DEAR TOKEN: How can I help my friend see through her white privilege? Is this really anonymous? LOL.
DEAR ANONYMOUS: That's a great question. And, yes, this really is anonymous. So I have no idea who you are, what you look like, or how your friend's white privilege is affecting you personally. But let's take a step back. What is white privilege anyway?
Here's a simple test that all white people can take to see if they have white privilege. Just answer the following question honestly:
Are you white?
If you said yes, congratulations. You have white privilege.
White people cannot get rid of their privilege any more than birds can get rid of their feathers. It comes with being born white.
You don't have to like it, or even believe it. You don't even have to like other white people (and God knows it's easy to feel that way a lot of the time).
White privilege is like having one of those club cards you get at the supermarket; except the club is America and, even though everybody else still gets to shop there, it'll cost them a little bit more to get the same stuff and they won't get weekly e-newsletter letting them know the mayonnaise (it's gross white people, gross) is on sale and the store is going to discontinue some of their favorite items like healthcare, voting rights, or equal protection.
Privilege is exactly that - a privilege. You don't earn it; you just benefit from it.
You already have the club card. Even if you don't bring it in, the cashier knows your number and you still get the discount. And, while we're beating this metaphor to death, I hear some of you well-meaning whiteys saying, "well I let other people use my discount card" and you can. And you should.
I went to college with a WHOLE BUNCH of white people because somebody let me use their club card. #FinancialAid. But even when you share the card, you still get the bonus points, the 10 cents per gallon off at the gas station, all of it. In short, you can't give your privilege away.
So, to answer your question, you can't get your friend to see through her white privilege. You might be able to get her to not be an asshole to people of color, but even that is probably a lot to hope for if you're at the point of asking Token for advice on the matter.
I'll be honest, if I were white I wouldn't want to see through my privilege either.

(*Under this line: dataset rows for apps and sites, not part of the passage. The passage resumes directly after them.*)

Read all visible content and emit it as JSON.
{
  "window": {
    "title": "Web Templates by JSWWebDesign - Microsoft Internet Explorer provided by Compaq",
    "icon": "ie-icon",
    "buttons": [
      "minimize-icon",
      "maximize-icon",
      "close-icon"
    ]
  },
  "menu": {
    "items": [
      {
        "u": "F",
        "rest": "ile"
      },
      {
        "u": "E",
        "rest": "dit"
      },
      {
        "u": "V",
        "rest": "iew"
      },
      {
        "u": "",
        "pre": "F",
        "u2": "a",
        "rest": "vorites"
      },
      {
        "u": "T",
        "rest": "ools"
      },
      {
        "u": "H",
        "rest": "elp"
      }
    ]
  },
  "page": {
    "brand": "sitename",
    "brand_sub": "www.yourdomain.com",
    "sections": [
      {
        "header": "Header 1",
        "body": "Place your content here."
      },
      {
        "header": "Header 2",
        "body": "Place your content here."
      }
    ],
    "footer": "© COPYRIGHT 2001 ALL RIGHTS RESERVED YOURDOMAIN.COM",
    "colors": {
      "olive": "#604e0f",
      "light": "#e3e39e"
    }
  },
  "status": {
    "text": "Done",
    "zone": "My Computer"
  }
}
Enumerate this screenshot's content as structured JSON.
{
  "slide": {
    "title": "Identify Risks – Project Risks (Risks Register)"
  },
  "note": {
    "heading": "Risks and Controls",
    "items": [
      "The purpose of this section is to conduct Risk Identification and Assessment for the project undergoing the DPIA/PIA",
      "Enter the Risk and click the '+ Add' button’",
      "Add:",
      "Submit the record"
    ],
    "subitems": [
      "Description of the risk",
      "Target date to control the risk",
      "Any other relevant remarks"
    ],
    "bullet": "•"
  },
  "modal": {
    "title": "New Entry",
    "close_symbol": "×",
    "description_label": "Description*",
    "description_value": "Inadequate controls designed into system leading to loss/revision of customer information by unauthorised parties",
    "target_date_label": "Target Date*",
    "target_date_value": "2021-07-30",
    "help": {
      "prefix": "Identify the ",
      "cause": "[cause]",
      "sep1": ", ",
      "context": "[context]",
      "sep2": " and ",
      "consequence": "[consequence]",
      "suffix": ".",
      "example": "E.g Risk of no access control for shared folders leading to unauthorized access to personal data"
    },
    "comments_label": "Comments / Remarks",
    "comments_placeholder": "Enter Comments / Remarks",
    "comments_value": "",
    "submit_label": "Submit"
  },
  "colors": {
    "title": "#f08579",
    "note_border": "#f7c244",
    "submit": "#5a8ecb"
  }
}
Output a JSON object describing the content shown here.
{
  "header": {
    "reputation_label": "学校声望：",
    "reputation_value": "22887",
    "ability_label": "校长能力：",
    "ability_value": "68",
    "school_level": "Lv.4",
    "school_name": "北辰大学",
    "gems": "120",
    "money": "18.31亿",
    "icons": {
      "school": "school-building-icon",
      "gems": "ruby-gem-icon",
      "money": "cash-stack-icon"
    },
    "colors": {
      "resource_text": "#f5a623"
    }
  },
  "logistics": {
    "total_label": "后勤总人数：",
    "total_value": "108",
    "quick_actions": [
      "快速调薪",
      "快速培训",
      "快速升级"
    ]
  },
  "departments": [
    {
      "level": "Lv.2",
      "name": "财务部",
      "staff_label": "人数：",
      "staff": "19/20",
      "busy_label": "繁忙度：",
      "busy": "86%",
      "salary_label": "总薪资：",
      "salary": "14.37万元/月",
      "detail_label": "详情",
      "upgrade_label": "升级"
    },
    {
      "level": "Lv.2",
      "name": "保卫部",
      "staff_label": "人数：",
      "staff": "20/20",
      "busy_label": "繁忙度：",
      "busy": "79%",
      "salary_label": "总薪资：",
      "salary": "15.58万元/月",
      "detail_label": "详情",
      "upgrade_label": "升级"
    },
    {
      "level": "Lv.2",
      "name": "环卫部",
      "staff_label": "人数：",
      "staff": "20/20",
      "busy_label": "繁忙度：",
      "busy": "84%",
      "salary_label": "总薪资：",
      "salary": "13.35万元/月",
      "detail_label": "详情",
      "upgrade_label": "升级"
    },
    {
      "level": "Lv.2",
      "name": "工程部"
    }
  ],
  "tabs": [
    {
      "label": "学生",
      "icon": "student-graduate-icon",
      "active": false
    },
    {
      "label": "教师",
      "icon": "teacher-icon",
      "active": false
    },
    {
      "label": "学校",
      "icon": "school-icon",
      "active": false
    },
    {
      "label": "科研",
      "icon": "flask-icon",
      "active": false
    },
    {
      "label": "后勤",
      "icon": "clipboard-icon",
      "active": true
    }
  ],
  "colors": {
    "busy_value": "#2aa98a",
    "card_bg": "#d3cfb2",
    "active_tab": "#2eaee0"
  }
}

Thinking about it too long not only causes white guilt, it gives you forehead wrinkles.
Anonymous, if you have a problem with how your friend goes about being white, you should find a new friend. You don't have time or energy to allow yourself to be frustrated by the foolishness of white people. It is all-consuming otherwise. Take comfort in the fact that white privilege is not the be all end all when it comes to humans sizing up the implicit worth of other humans.
If your friend really wanted to feel privileged in America, she'd have to also be a man.
Julian Michael aka "Token" is a former guidance counselor turned comedian, writer, and radio host. Take what he says with a grain of salt, because your food is probably bland anyway. If you found this helpful or interesting, please share with your friends. Got a question? Need advice? Write to #DearToken here!